Behavioural modifications associated with the exploitation of new food resources have been linked to major steps in hominid evolution and in subsequent human cultural development1,2. Testing of specific hypotheses concerning the influence of dietary change on these processes would be facilitated by quantitative estimates of early hominid and human diets. Although most methods of obtaining such evidence provide only qualitative information2, the stable carbon and nitrogen isotope ratios of animal tissues, and in particular, bone collagen, can be used to quantify the consumption of foods having different isotopic compositions3−5. As reported here, analysis of the collagen of historic and prehistoric African human populations from Kenya, Tanzania and South Africa that have reasonably well-known diets shows that stable carbon and nitrogen isotope ratios in bone collagen can distinguish marine foragers from populations consuming terrestrial resources, pastoralists from farmers, farmers consuming grains from those consuming non-grain crops, and camel pastoralists from capri-bovine pastoralists.
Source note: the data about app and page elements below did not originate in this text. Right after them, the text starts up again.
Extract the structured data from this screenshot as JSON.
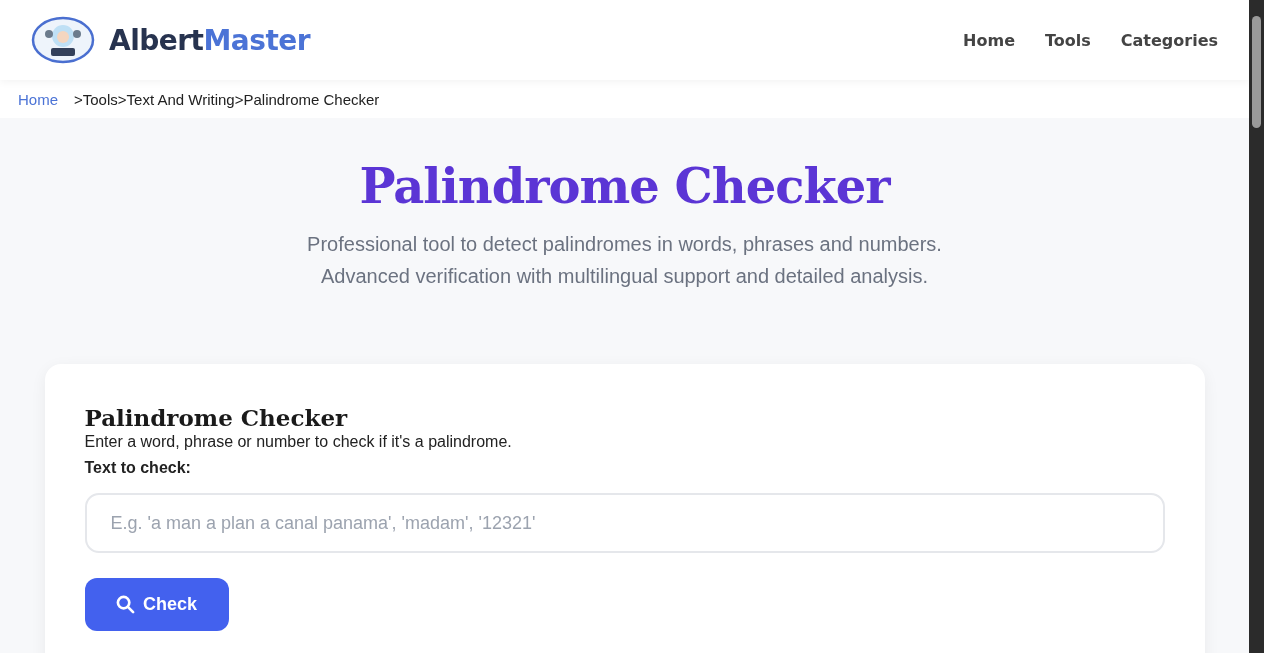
{
  "header": {
    "logo": {
      "primary": "Albert",
      "accent": "Master"
    },
    "nav": [
      {
        "label": "Home"
      },
      {
        "label": "Tools"
      },
      {
        "label": "Categories"
      }
    ]
  },
  "breadcrumb": {
    "separator": ">",
    "items": [
      {
        "label": "Home",
        "kind": "link"
      },
      {
        "label": "Tools",
        "kind": "text"
      },
      {
        "label": "Text And Writing",
        "kind": "text"
      },
      {
        "label": "Palindrome Checker",
        "kind": "text"
      }
    ]
  },
  "hero": {
    "title": "Palindrome Checker",
    "subtitle_lines": [
      "Professional tool to detect palindromes in words, phrases and numbers.",
      "Advanced verification with multilingual support and detailed analysis."
    ]
  },
  "card": {
    "title": "Palindrome Checker",
    "description": "Enter a word, phrase or number to check if it's a palindrome.",
    "field_label": "Text to check:",
    "placeholder": "E.g. 'a man a plan a canal panama', 'madam', '12321'",
    "button": "Check"
  }
}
I was looking around to see if isotopes could tell whether people were consuming dairy products in their diets. This seems promising. I know it’s been used on Mesolithic Europeans like Trent Woman, I wonder if anyone has ever thought to try it on the Nabta Playa human remains? Or the remains in early Neolithic Turkey to get at the dates grains and dairy started to be consumed. Just a thought. Maybe I should email it to Fred Wendorf.